Pick up your hire car at Shannon airport and get ready for some serious culture and breathtaking views.
"We're the real Ireland - the gateway to County Clare! Dublin may have the prestige and the Guinness but if you want to find out what this country is all about you have to travel further west."
There's nothing much to see in Shannon itself - it's an airport town - but it is indeed the gateway to County Clare, which boasts incredible countryside and some of Ireland's finest outdoor pursuits opportunities.
This is rural Ireland: things don't have to happen at 1000 miles per hour, there is plenty of space for everyone and the surrounding scenery is truly memorable.
They are friendly, to be sure, and you will definitely receive the warmest of welcomes. But that does not necessarily mean you'll understand all you hear.
Ask yourself why County Clare is so green and then pack your brolly!
Try Irish root soup, a County Clare favourite. It's a puree of sweet potatoes, carrots and leeks.
County Clare man Paddy Hannan went over to Australia in the late 19th century and set off a gold rush after discovering the precious metal near Kalgoorlie. There's a statue of him in the town to this day.
Awarded town status on New Year's Day 1982, Shannon town was originally designed to provide housing for the people working in the area's newly created airport.
"What will really get into your soul is that County Clare carries a song in its heart." - Lonely Planet
All of the Shannon Airport car hire desks are located on the ground floor of the terminal building.
The first duty free shop in the world was opened at Shannon airport in 1947. Back then, it only sold cigarettes and whiskey, but now you can get a whole range of souvenirs including jewellery, ceramics decorated with intricate Celtic knot patterns and traditional shortbread.
Cash machines are available in the arrivals hall.
It would almost be rude to visit Shannon Airport without calling in to the Sheridan Food Pub located in the departures lounge. This bar and restaurant is named after Joe Sheridan, inventor of the Irish Coffee and it still serves up his original recipe over 60 years after its creation.
Although you’ve got a rental car to cruise around the emerald isle in, don’t forget to pack your umbrella. And your kagool. And your wellies. This part of Ireland receives a lot of rain.
We compare prices from leading suppliers
This former school and chapel in the town of Ennis is now home to a small but fascinating museum that recounts the history of County Clare, dating back as far as the Bronze Age.
You can park in the public car park which is at the back of the museum, next to the Temple Gate Hotel.
This research centre in Kilrush educates visitors about the local marine life and wildlife in an involving way, mixing information on conservation with a dollop of fun - dolphin sounds and skeletons for starters.
There is a public car park in the town centre near Vandeleur Street.
A trip to the handsome town of Lahinch is worth it for this lovely gallery alone.

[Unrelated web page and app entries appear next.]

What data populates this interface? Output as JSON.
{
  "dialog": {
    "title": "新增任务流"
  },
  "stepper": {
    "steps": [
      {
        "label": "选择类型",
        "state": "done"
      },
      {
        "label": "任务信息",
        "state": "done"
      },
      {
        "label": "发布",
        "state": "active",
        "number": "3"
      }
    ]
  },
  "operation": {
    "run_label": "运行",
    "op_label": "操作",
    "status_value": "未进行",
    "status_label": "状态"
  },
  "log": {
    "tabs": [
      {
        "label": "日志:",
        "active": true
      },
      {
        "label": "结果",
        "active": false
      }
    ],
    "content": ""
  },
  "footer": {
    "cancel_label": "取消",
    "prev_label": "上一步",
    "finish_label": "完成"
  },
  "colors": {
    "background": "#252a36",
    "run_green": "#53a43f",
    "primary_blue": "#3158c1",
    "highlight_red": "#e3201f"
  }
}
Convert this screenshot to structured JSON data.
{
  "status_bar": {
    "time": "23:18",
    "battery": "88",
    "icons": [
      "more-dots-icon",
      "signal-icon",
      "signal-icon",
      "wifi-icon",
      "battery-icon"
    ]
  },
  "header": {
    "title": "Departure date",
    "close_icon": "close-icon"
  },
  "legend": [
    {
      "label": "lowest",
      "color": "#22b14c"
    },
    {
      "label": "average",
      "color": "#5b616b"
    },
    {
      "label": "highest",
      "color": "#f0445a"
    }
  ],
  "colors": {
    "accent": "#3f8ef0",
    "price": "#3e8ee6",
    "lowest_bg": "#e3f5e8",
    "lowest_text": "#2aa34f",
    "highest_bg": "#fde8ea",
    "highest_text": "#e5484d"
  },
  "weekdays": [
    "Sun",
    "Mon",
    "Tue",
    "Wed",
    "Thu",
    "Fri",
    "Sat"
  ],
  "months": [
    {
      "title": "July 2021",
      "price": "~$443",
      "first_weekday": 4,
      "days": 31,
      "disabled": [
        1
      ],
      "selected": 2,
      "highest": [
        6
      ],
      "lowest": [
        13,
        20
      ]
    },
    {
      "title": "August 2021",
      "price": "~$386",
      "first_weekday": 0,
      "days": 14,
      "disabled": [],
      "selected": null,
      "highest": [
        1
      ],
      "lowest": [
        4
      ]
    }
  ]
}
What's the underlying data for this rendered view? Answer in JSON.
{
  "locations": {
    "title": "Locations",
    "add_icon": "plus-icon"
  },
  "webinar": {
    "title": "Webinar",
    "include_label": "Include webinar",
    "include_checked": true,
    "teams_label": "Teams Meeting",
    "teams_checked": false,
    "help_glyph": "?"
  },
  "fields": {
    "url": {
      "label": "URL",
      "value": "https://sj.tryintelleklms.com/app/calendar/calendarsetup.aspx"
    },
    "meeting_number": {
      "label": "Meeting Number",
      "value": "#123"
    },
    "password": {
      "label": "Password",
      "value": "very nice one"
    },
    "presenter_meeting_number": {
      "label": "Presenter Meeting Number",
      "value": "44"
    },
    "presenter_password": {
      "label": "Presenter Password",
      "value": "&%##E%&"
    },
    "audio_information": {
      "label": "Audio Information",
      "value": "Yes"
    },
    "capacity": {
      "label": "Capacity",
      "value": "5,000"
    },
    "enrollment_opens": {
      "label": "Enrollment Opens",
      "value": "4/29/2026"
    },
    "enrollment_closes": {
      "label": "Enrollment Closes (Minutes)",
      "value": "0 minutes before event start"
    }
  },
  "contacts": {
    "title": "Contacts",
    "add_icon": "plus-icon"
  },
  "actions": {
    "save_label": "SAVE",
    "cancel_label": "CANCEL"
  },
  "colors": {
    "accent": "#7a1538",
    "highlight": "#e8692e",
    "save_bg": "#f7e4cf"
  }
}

Local artists exhibit their work, which is inspired by the Ireland around them.
There is parking on Main Street, where the gallery is located.
Daring types looking for adventure can get their adrenaline rush at the university in Killaloe. Everything from kayaking to archery is within a short distance of the campus.

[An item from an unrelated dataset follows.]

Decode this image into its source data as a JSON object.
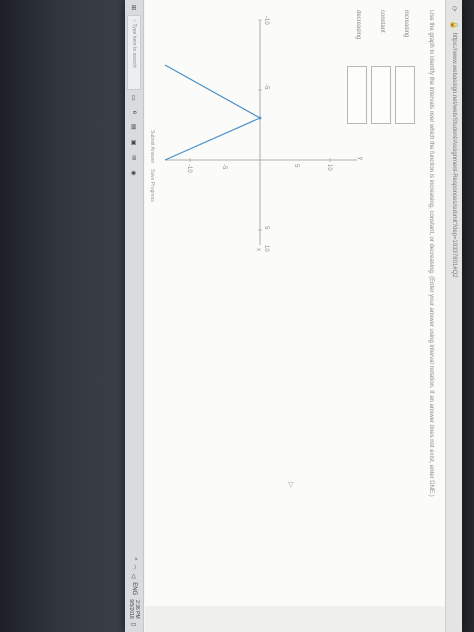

There is a public parking area two minutes' walk from the entrance gate.
A holiday in Ireland wouldn't be complete without some kind a jig. Irish musicians regularly perform here in Ennis, but for those less willing to bust a Gaelic move, there are films and exhibitions too.

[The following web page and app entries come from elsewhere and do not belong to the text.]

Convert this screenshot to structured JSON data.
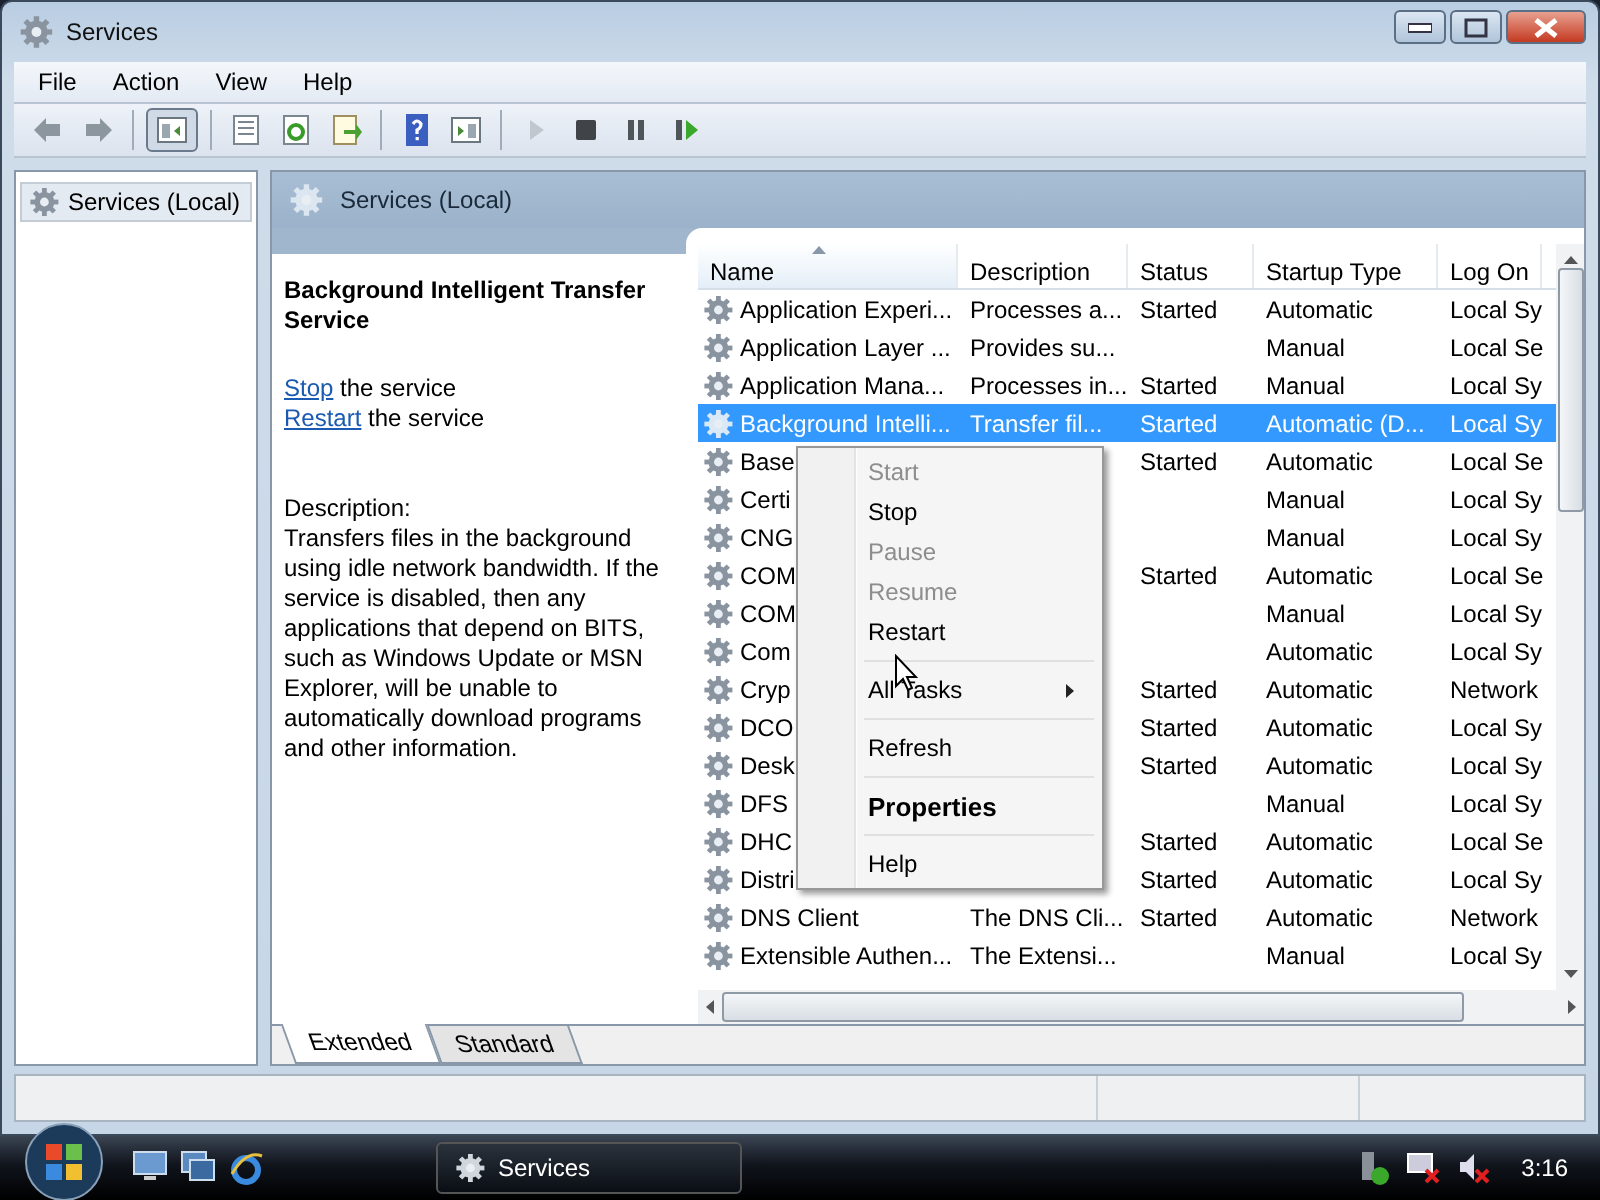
{
  "window": {
    "title": "Services"
  },
  "menu_bar": [
    {
      "label": "File"
    },
    {
      "label": "Action"
    },
    {
      "label": "View"
    },
    {
      "label": "Help"
    }
  ],
  "toolbar": [
    {
      "kind": "back",
      "disabled": false,
      "pressed": false
    },
    {
      "kind": "forward",
      "disabled": false,
      "pressed": false
    },
    {
      "kind": "separator"
    },
    {
      "kind": "tree",
      "disabled": false,
      "pressed": true
    },
    {
      "kind": "separator"
    },
    {
      "kind": "properties",
      "disabled": false,
      "pressed": false
    },
    {
      "kind": "refresh",
      "disabled": false,
      "pressed": false
    },
    {
      "kind": "export",
      "disabled": false,
      "pressed": false
    },
    {
      "kind": "separator"
    },
    {
      "kind": "help",
      "disabled": false,
      "pressed": false
    },
    {
      "kind": "pane",
      "disabled": false,
      "pressed": false
    },
    {
      "kind": "separator"
    },
    {
      "kind": "play",
      "disabled": true,
      "pressed": false
    },
    {
      "kind": "stop",
      "disabled": false,
      "pressed": false
    },
    {
      "kind": "pause",
      "disabled": false,
      "pressed": false
    },
    {
      "kind": "resume",
      "disabled": false,
      "pressed": false
    }
  ],
  "tree": {
    "items": [
      {
        "label": "Services (Local)",
        "selected": true
      }
    ]
  },
  "header": {
    "title": "Services (Local)"
  },
  "detail": {
    "service_name": "Background Intelligent Transfer Service",
    "actions": [
      {
        "link": "Stop",
        "text": "the service"
      },
      {
        "link": "Restart",
        "text": "the service"
      }
    ],
    "description_label": "Description:",
    "description": "Transfers files in the background using idle network bandwidth. If the service is disabled, then any applications that depend on BITS, such as Windows Update or MSN Explorer, will be unable to automatically download programs and other information."
  },
  "table": {
    "columns": [
      {
        "label": "Name",
        "sorted": true
      },
      {
        "label": "Description",
        "sorted": false
      },
      {
        "label": "Status",
        "sorted": false
      },
      {
        "label": "Startup Type",
        "sorted": false
      },
      {
        "label": "Log On",
        "sorted": false
      }
    ],
    "rows": [
      {
        "name": "Application Experi...",
        "description": "Processes a...",
        "status": "Started",
        "startup_type": "Automatic",
        "log_on": "Local Sy",
        "selected": false
      },
      {
        "name": "Application Layer ...",
        "description": "Provides su...",
        "startup_type": "Manual",
        "log_on": "Local Se",
        "selected": false
      },
      {
        "name": "Application Mana...",
        "description": "Processes in...",
        "status": "Started",
        "startup_type": "Manual",
        "log_on": "Local Sy",
        "selected": false
      },
      {
        "name": "Background Intelli...",
        "description": "Transfer fil...",
        "status": "Started",
        "startup_type": "Automatic (D...",
        "log_on": "Local Sy",
        "selected": true
      },
      {
        "name": "Base",
        "status": "Started",
        "startup_type": "Automatic",
        "log_on": "Local Se",
        "selected": false
      },
      {
        "name": "Certi",
        "startup_type": "Manual",
        "log_on": "Local Sy",
        "selected": false
      },
      {
        "name": "CNG",
        "startup_type": "Manual",
        "log_on": "Local Sy",
        "selected": false
      },
      {
        "name": "COM",
        "status": "Started",
        "startup_type": "Automatic",
        "log_on": "Local Se",
        "selected": false
      },
      {
        "name": "COM",
        "startup_type": "Manual",
        "log_on": "Local Sy",
        "selected": false
      },
      {
        "name": "Com",
        "startup_type": "Automatic",
        "log_on": "Local Sy",
        "selected": false
      },
      {
        "name": "Cryp",
        "status": "Started",
        "startup_type": "Automatic",
        "log_on": "Network",
        "selected": false
      },
      {
        "name": "DCO",
        "status": "Started",
        "startup_type": "Automatic",
        "log_on": "Local Sy",
        "selected": false
      },
      {
        "name": "Desk",
        "status": "Started",
        "startup_type": "Automatic",
        "log_on": "Local Sy",
        "selected": false
      },
      {
        "name": "DFS",
        "startup_type": "Manual",
        "log_on": "Local Sy",
        "selected": false
      },
      {
        "name": "DHC",
        "status": "Started",
        "startup_type": "Automatic",
        "log_on": "Local Se",
        "selected": false
      },
      {
        "name": "Distri",
        "status": "Started",
        "startup_type": "Automatic",
        "log_on": "Local Sy",
        "selected": false
      },
      {
        "name": "DNS Client",
        "description": "The DNS Cli...",
        "status": "Started",
        "startup_type": "Automatic",
        "log_on": "Network",
        "selected": false
      },
      {
        "name": "Extensible Authen...",
        "description": "The Extensi...",
        "startup_type": "Manual",
        "log_on": "Local Sy",
        "selected": false
      }
    ]
  },
  "view_tabs": [
    {
      "label": "Extended",
      "selected": true
    },
    {
      "label": "Standard",
      "selected": false
    }
  ],
  "context_menu": {
    "items": [
      {
        "kind": "item",
        "label": "Start",
        "disabled": true,
        "default": false
      },
      {
        "kind": "item",
        "label": "Stop",
        "disabled": false,
        "default": false
      },
      {
        "kind": "item",
        "label": "Pause",
        "disabled": true,
        "default": false
      },
      {
        "kind": "item",
        "label": "Resume",
        "disabled": true,
        "default": false
      },
      {
        "kind": "item",
        "label": "Restart",
        "disabled": false,
        "default": false
      },
      {
        "kind": "separator"
      },
      {
        "kind": "submenu",
        "label": "All Tasks",
        "disabled": false,
        "default": false
      },
      {
        "kind": "separator"
      },
      {
        "kind": "item",
        "label": "Refresh",
        "disabled": false,
        "default": false
      },
      {
        "kind": "separator"
      },
      {
        "kind": "item",
        "label": "Properties",
        "disabled": false,
        "default": true
      },
      {
        "kind": "separator"
      },
      {
        "kind": "item",
        "label": "Help",
        "disabled": false,
        "default": false
      }
    ]
  },
  "taskbar": {
    "tasks": [
      {
        "label": "Services",
        "selected": false
      }
    ],
    "clock": "3:16"
  }
}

There is a local authority car park immediately adjacent to Glor where you can park your hire car.
This is one of Ireland's top tourist attractions, but there's plenty of room for everyone on the five-mile stretch of coast where the Atlantic Ocean crashes spectacularly into cliffs that rise up to 214 metres above sea level.
Follow the N18 to Ennis and from there take the N85 heading to Ennistymon. Take the N67 towards Lahinch and follow signs for the Cliffs.
Sitting very prettily on the northwest coast of County Clare, this seaside village can be whatever you want it to be - either your tranquil retreat, your party town or something in between.
Doolin is situated just six miles north-east of the Cliffs of Moher - follow the R478.
The name Burren is Irish for 'stony place', which is appropriate for this vast and unspoilt area of limestone. It's beautiful, in a dramatically bleak sort of way, and has some great tombs and relics.
Take the R471 out of Shannon before joining the N18. Join onto the R473 which will take you all the way there.
Although now uninhabited this island, which lies at the mouth of the River Shannon in Kilrush, has had its fair share of destructive visitors, from Vikings to Tudors. It boasts monastic ruins and some gorgeous scenery.
Head out on the N19 until you get to the N18. Take the N68 before joining the N67 to Kilrush. It's then a short boat trip from the marina.
" I don't think you can get the full experience of what County Clare is about by sticking with public transport because they can't take you to all the places that there are to see. Carrauntohill Cliff, for example, can't be reached without a car. But it's easy driving around the county. There are, admittedly, a lot of narrow roads but as long as you are careful - particularly when it's wet - they won't be a problem. The only time you're likely to encounter any traffic problems is in Ennis town on a Sunday when there's a football match. Otherwise you'll enjoy the peace and quiet of driving here. "